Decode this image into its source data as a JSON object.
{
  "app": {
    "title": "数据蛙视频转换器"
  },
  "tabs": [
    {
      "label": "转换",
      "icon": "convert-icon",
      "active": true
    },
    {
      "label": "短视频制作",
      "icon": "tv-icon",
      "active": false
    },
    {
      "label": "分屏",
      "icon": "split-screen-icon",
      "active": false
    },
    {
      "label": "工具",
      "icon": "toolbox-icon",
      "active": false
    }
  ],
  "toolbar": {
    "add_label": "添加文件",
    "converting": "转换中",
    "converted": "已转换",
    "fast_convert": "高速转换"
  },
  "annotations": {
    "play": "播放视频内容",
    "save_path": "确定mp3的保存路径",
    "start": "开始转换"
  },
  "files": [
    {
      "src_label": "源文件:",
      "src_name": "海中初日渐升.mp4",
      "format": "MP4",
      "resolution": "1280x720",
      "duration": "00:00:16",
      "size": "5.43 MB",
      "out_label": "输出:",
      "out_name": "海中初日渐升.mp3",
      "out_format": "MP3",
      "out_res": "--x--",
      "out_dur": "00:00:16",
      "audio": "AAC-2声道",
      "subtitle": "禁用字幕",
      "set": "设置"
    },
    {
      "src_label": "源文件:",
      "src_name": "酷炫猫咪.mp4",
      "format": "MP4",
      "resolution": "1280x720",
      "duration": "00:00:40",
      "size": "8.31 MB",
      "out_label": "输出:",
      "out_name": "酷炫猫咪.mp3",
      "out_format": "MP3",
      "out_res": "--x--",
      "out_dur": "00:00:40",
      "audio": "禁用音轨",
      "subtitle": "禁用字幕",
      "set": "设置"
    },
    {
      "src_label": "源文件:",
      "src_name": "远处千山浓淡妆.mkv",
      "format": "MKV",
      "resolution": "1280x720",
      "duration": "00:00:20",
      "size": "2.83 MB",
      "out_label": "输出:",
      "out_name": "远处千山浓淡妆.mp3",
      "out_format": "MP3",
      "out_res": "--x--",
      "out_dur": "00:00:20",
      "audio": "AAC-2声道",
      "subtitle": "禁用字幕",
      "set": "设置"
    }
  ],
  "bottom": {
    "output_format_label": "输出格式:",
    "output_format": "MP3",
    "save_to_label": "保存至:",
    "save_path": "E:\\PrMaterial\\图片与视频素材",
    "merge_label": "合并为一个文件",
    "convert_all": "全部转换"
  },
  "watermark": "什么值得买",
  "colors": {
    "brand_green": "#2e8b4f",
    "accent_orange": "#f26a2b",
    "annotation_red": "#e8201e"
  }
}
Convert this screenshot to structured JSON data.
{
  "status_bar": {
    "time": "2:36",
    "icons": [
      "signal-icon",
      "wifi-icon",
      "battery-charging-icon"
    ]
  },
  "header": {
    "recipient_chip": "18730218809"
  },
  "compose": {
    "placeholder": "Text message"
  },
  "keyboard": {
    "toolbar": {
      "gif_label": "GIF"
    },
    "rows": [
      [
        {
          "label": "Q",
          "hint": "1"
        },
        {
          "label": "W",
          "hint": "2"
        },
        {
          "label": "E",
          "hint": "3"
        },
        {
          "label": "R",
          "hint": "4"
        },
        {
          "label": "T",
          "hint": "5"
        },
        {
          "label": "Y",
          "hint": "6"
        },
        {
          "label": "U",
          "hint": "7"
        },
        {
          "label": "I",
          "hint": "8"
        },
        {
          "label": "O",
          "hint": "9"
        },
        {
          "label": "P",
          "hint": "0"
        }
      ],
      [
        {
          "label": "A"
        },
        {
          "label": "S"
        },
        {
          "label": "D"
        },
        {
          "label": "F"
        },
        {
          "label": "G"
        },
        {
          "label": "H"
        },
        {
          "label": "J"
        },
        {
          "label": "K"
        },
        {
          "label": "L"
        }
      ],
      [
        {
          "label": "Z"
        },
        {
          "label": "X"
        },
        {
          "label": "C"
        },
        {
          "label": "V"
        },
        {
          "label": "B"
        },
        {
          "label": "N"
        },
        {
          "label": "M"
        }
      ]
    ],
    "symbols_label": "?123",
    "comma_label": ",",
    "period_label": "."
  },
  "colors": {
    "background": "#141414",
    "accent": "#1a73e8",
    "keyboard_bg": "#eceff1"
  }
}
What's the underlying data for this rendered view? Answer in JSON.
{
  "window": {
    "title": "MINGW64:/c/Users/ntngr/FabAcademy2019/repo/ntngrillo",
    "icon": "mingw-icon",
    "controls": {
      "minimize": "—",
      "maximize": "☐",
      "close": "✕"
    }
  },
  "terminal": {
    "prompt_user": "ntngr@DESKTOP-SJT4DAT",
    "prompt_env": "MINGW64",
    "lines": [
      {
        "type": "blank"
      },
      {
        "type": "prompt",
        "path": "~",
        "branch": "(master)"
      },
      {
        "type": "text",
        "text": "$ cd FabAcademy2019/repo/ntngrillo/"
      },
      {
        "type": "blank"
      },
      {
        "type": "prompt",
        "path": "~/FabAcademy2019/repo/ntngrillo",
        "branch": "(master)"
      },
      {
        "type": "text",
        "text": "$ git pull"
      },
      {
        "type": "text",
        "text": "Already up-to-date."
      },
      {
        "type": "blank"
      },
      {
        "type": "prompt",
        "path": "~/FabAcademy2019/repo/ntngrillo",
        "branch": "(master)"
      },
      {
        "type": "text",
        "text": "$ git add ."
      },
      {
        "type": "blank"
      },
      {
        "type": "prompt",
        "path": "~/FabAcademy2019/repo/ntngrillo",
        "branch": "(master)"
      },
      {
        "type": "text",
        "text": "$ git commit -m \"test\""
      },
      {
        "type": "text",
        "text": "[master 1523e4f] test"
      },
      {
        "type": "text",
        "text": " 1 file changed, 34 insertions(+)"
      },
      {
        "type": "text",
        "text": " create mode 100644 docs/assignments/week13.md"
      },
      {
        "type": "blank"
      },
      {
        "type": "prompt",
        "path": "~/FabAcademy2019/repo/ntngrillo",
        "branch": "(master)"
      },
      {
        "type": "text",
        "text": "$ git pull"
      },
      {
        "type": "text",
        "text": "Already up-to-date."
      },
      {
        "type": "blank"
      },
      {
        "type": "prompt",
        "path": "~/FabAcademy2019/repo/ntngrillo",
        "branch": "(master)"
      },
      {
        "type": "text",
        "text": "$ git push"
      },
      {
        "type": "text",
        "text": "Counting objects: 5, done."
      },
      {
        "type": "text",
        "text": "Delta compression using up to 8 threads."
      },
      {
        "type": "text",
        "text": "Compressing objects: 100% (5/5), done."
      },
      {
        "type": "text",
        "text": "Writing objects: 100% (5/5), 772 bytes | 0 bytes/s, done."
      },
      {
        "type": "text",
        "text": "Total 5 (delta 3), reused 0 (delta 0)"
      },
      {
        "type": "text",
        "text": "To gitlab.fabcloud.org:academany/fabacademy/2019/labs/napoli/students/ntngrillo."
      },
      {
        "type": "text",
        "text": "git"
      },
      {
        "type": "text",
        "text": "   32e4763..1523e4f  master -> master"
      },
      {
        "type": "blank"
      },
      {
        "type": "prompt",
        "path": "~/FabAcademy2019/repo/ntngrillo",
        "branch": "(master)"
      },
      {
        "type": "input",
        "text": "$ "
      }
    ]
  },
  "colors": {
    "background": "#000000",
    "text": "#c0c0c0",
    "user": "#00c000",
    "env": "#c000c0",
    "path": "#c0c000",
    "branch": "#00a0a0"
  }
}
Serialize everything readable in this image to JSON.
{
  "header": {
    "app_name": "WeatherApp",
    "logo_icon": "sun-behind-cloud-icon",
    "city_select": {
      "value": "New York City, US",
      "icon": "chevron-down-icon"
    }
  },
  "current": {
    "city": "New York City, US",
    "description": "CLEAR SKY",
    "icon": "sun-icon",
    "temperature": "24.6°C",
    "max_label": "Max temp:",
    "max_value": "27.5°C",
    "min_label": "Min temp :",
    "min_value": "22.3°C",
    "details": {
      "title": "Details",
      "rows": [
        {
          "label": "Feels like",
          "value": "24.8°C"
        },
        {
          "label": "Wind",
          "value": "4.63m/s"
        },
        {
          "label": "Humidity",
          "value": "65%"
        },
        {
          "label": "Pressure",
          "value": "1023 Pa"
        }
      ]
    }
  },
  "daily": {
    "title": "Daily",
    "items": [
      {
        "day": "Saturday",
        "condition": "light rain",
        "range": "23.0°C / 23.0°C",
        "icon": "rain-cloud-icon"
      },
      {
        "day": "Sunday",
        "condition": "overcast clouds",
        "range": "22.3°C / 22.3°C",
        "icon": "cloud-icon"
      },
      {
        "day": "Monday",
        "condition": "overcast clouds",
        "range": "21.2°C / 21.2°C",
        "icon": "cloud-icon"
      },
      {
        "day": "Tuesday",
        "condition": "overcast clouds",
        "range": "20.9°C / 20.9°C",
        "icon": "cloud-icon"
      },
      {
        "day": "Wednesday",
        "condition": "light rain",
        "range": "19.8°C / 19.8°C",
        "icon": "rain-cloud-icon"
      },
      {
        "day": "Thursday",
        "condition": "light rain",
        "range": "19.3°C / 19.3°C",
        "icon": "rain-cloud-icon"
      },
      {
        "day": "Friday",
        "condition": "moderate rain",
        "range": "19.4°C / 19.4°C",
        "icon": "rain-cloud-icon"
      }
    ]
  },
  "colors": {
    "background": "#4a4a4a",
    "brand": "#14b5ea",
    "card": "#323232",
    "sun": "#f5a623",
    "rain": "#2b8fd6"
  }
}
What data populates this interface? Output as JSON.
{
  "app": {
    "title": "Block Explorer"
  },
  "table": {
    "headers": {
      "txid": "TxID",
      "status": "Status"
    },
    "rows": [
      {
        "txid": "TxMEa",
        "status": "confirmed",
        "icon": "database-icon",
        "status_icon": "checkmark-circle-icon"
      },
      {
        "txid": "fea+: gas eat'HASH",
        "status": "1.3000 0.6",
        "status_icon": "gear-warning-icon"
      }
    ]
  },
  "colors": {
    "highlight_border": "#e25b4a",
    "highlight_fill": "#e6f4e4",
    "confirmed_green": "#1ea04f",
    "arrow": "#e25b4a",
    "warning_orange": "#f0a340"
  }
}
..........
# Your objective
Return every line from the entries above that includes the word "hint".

# Task response
          "hint": "1"
          "hint": "2"
          "hint": "3"
          "hint": "4"
          "hint": "5"
          "hint": "6"
          "hint": "7"
          "hint": "8"
          "hint": "9"
          "hint": "0"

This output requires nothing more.